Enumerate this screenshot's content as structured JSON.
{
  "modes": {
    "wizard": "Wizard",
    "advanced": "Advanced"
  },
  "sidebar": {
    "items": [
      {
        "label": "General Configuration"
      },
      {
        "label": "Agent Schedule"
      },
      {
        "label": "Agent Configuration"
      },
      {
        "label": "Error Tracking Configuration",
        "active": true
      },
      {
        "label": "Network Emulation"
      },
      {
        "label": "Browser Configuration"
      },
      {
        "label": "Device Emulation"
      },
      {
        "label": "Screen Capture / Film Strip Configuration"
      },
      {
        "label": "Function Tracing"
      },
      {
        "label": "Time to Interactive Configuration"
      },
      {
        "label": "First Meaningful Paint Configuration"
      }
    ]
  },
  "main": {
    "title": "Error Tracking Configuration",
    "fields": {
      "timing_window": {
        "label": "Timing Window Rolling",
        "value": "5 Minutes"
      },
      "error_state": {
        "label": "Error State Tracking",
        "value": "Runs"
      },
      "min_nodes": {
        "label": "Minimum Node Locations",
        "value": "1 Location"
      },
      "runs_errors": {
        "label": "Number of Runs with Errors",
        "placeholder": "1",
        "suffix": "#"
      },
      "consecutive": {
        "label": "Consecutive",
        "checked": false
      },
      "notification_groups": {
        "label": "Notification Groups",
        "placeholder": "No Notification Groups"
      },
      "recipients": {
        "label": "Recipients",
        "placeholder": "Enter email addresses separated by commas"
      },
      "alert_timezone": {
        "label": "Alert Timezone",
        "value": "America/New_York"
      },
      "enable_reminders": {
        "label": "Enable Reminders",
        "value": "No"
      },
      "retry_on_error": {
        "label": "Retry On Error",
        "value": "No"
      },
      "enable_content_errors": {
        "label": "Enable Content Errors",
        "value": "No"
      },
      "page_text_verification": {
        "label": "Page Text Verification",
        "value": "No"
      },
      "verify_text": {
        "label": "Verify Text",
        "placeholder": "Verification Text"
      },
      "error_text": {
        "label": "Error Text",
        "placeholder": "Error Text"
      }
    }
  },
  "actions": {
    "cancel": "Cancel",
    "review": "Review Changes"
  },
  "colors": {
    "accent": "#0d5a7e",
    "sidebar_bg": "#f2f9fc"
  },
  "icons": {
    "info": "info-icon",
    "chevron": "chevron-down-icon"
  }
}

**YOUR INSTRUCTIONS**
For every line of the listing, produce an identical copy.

**EXERCISE RESPONSE**
Enumerate this screenshot's content as structured JSON.
{
  "modes": {
    "wizard": "Wizard",
    "advanced": "Advanced"
  },
  "sidebar": {
    "items": [
      {
        "label": "General Configuration"
      },
      {
        "label": "Agent Schedule"
      },
      {
        "label": "Agent Configuration"
      },
      {
        "label": "Error Tracking Configuration",
        "active": true
      },
      {
        "label": "Network Emulation"
      },
      {
        "label": "Browser Configuration"
      },
      {
        "label": "Device Emulation"
      },
      {
        "label": "Screen Capture / Film Strip Configuration"
      },
      {
        "label": "Function Tracing"
      },
      {
        "label": "Time to Interactive Configuration"
      },
      {
        "label": "First Meaningful Paint Configuration"
      }
    ]
  },
  "main": {
    "title": "Error Tracking Configuration",
    "fields": {
      "timing_window": {
        "label": "Timing Window Rolling",
        "value": "5 Minutes"
      },
      "error_state": {
        "label": "Error State Tracking",
        "value": "Runs"
      },
      "min_nodes": {
        "label": "Minimum Node Locations",
        "value": "1 Location"
      },
      "runs_errors": {
        "label": "Number of Runs with Errors",
        "placeholder": "1",
        "suffix": "#"
      },
      "consecutive": {
        "label": "Consecutive",
        "checked": false
      },
      "notification_groups": {
        "label": "Notification Groups",
        "placeholder": "No Notification Groups"
      },
      "recipients": {
        "label": "Recipients",
        "placeholder": "Enter email addresses separated by commas"
      },
      "alert_timezone": {
        "label": "Alert Timezone",
        "value": "America/New_York"
      },
      "enable_reminders": {
        "label": "Enable Reminders",
        "value": "No"
      },
      "retry_on_error": {
        "label": "Retry On Error",
        "value": "No"
      },
      "enable_content_errors": {
        "label": "Enable Content Errors",
        "value": "No"
      },
      "page_text_verification": {
        "label": "Page Text Verification",
        "value": "No"
      },
      "verify_text": {
        "label": "Verify Text",
        "placeholder": "Verification Text"
      },
      "error_text": {
        "label": "Error Text",
        "placeholder": "Error Text"
      }
    }
  },
  "actions": {
    "cancel": "Cancel",
    "review": "Review Changes"
  },
  "colors": {
    "accent": "#0d5a7e",
    "sidebar_bg": "#f2f9fc"
  },
  "icons": {
    "info": "info-icon",
    "chevron": "chevron-down-icon"
  }
}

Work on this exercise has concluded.